Could you retype the entries exactly as they are?

[EXERCISE MATERIALS Boundary: Start]

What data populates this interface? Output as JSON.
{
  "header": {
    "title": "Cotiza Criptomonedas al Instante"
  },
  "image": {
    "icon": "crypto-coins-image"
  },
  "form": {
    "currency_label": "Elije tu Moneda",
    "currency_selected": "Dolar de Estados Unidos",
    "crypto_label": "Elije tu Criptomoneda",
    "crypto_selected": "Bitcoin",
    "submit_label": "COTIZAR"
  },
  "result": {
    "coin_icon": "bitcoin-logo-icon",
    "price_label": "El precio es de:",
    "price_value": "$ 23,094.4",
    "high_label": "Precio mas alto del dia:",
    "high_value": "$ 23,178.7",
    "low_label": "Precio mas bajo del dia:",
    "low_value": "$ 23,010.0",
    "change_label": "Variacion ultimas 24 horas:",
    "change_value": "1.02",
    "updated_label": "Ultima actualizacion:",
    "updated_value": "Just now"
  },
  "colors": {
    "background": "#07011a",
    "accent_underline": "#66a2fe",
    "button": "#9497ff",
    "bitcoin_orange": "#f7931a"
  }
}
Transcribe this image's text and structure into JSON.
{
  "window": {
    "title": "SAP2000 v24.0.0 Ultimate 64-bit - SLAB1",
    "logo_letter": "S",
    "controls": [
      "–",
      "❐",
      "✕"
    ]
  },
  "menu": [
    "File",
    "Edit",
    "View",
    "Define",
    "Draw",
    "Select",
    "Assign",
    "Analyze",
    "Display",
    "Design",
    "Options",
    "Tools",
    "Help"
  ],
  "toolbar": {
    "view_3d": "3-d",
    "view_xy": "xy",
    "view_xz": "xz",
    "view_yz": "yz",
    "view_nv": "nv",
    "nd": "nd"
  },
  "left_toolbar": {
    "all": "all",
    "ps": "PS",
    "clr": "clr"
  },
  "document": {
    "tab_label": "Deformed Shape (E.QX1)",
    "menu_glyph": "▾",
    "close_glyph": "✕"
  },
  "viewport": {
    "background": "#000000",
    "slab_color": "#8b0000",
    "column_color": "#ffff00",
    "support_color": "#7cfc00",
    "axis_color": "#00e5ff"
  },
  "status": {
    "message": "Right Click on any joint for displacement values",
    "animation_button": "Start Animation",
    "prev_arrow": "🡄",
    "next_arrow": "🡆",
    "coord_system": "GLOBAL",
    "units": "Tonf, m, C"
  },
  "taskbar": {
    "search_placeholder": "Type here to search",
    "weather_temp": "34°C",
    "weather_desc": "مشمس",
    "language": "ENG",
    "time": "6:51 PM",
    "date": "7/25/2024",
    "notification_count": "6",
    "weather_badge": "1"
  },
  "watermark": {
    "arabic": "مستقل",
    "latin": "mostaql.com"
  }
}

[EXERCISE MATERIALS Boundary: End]

THE COMPLETED TASK:
What data populates this interface? Output as JSON.
{
  "header": {
    "title": "Cotiza Criptomonedas al Instante"
  },
  "image": {
    "icon": "crypto-coins-image"
  },
  "form": {
    "currency_label": "Elije tu Moneda",
    "currency_selected": "Dolar de Estados Unidos",
    "crypto_label": "Elije tu Criptomoneda",
    "crypto_selected": "Bitcoin",
    "submit_label": "COTIZAR"
  },
  "result": {
    "coin_icon": "bitcoin-logo-icon",
    "price_label": "El precio es de:",
    "price_value": "$ 23,094.4",
    "high_label": "Precio mas alto del dia:",
    "high_value": "$ 23,178.7",
    "low_label": "Precio mas bajo del dia:",
    "low_value": "$ 23,010.0",
    "change_label": "Variacion ultimas 24 horas:",
    "change_value": "1.02",
    "updated_label": "Ultima actualizacion:",
    "updated_value": "Just now"
  },
  "colors": {
    "background": "#07011a",
    "accent_underline": "#66a2fe",
    "button": "#9497ff",
    "bitcoin_orange": "#f7931a"
  }
}
Transcribe this image's text and structure into JSON.
{
  "window": {
    "title": "SAP2000 v24.0.0 Ultimate 64-bit - SLAB1",
    "logo_letter": "S",
    "controls": [
      "–",
      "❐",
      "✕"
    ]
  },
  "menu": [
    "File",
    "Edit",
    "View",
    "Define",
    "Draw",
    "Select",
    "Assign",
    "Analyze",
    "Display",
    "Design",
    "Options",
    "Tools",
    "Help"
  ],
  "toolbar": {
    "view_3d": "3-d",
    "view_xy": "xy",
    "view_xz": "xz",
    "view_yz": "yz",
    "view_nv": "nv",
    "nd": "nd"
  },
  "left_toolbar": {
    "all": "all",
    "ps": "PS",
    "clr": "clr"
  },
  "document": {
    "tab_label": "Deformed Shape (E.QX1)",
    "menu_glyph": "▾",
    "close_glyph": "✕"
  },
  "viewport": {
    "background": "#000000",
    "slab_color": "#8b0000",
    "column_color": "#ffff00",
    "support_color": "#7cfc00",
    "axis_color": "#00e5ff"
  },
  "status": {
    "message": "Right Click on any joint for displacement values",
    "animation_button": "Start Animation",
    "prev_arrow": "🡄",
    "next_arrow": "🡆",
    "coord_system": "GLOBAL",
    "units": "Tonf, m, C"
  },
  "taskbar": {
    "search_placeholder": "Type here to search",
    "weather_temp": "34°C",
    "weather_desc": "مشمس",
    "language": "ENG",
    "time": "6:51 PM",
    "date": "7/25/2024",
    "notification_count": "6",
    "weather_badge": "1"
  },
  "watermark": {
    "arabic": "مستقل",
    "latin": "mostaql.com"
  }
}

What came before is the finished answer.